Foster-Gardner, Inc. v. National Union Fire Ins. Co. of Pittsburgh
Citation: 29 ELR 20357
No. S063425, 18 Cal. 4th 857, (Cal., 08/03/1998, 09/23/1998)
The court holds that a state environmental agency order notifying an insured that it is a potentially responsible party (PRP) for pollution and requiring remediation is not a "suit" triggering insurers' duty to defend under comprehensive general liability (CGL) policies. Under the policies, the insurers are required to defend a "suit," but have discretion to investigate and settle a "claim." The court first holds that the word suit means a civil action commenced by filing a complaint; anything short of this is a claim. The primary attribute of a suit is that parties to an action are involved in actual court proceedings initiated by the filing of a complaint. A claim, however, can be any number of things, none of which rise to the formal level of a suit. The word suit is also easily understood and unambiguous to a reasonable policyholder. Moreover, the policies do not treat the terms suit and claim as interchangeable, but consistently treat them separately. In addition, in determining whether they have a duty to defend, the court has instructed insurers to compare the allegations of the complaint with the terms of the policy, which determine the parameters of a suit and, therefore, the limits of a defense. It is because the insurer's duty to defend depends on the allegations in the complaint that the insurer may or may not owe a duty to defend those allegations. Last, the court holds that the order did not initiate a suit within the meanings of the policies, and it did not give rise to the insurers' duty to defend.

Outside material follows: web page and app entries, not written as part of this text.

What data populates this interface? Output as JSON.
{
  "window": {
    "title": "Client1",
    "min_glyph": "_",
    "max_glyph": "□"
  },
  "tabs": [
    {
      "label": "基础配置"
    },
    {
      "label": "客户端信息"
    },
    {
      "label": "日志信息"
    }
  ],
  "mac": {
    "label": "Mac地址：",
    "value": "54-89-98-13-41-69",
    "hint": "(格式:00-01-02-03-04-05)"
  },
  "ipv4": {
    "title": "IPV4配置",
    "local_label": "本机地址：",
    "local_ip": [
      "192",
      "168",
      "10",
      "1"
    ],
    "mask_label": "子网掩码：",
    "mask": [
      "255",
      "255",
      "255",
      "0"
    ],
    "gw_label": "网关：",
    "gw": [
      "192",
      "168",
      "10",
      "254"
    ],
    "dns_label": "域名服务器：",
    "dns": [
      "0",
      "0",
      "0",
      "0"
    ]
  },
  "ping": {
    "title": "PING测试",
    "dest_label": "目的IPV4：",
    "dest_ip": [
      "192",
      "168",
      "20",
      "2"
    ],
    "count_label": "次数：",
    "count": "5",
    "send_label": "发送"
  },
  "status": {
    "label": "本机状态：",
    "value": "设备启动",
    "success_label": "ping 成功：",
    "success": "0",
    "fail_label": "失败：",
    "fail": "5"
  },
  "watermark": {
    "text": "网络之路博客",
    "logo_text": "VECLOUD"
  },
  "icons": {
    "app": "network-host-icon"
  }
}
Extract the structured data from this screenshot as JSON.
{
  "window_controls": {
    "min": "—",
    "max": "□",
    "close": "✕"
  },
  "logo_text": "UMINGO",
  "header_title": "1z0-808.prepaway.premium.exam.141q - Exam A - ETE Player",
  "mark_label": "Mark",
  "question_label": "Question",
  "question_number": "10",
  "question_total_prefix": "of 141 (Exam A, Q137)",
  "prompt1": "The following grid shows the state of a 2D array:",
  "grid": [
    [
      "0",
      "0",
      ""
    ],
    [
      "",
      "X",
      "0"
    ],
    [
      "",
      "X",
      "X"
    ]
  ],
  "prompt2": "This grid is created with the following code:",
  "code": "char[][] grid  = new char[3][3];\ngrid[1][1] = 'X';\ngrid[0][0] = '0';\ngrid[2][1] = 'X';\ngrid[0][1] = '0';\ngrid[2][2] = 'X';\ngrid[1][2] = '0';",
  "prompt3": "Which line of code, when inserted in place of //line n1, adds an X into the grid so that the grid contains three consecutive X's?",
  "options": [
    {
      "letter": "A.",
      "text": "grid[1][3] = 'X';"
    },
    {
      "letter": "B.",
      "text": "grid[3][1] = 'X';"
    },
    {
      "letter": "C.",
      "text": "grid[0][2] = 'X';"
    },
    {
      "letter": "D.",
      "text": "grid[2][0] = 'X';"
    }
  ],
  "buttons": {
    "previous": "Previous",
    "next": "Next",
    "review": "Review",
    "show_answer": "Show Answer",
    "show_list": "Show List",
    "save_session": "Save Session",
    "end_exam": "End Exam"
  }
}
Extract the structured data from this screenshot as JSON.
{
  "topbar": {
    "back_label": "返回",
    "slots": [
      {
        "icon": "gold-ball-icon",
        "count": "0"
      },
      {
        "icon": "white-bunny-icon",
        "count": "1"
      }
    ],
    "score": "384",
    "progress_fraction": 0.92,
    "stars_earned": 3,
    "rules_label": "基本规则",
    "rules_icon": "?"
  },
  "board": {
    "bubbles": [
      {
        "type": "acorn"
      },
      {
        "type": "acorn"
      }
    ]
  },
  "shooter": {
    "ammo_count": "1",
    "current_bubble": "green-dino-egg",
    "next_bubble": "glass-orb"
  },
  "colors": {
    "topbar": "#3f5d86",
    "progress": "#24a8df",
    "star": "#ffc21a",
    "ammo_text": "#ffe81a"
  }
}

A dissenting judge would hold that an administrative agency notice identifying the recipient as a PRP for environmental pollution and directing the recipient to assume responsibility for remediation triggers an insurer's duty to defend the recipient under a CGL policy. The CGL policy language is ambiguous as to whether a PRP notification letter should be treated as a mere claim or as the initiation of a suit, and under the court's rules of policy interpretation, this ambiguity should be resolved in favor of coverage. Furthermore, a reasonable insured would expect the insurer to pay cleanup costs whether the insured's obligations for those costs is determined administratively or judicially, and a reasonable insured would also expect the insurer to represent and defend its interests in the forum — whether administrative or judicial — in which its cleanup costs were determined.
Counsel for Plaintiff
Kristine L. Wilkes, David L. Mulliken
Latham & Watkins
701 B St., Ste. 2100, San Diego CA 92101
Counsel for Defendants
Randolph P. Sinnott, Gail L. Orr
Sinnott, Dito, Moura & Puebla
660 S. Figueroa St., Ste. 2300, Los Angeles CA 90017
Kirk C. Chamberlin, Stephanie H. Scherby
Charlston, Revich & Williams
1840 Century Park E., Third Fl., Los Angeles CA 90067
George, Baxter, and Chin, JJ., concurring. Kennard, J., dissenting. Mosk and Werdegar, JJ., concurring in dissent.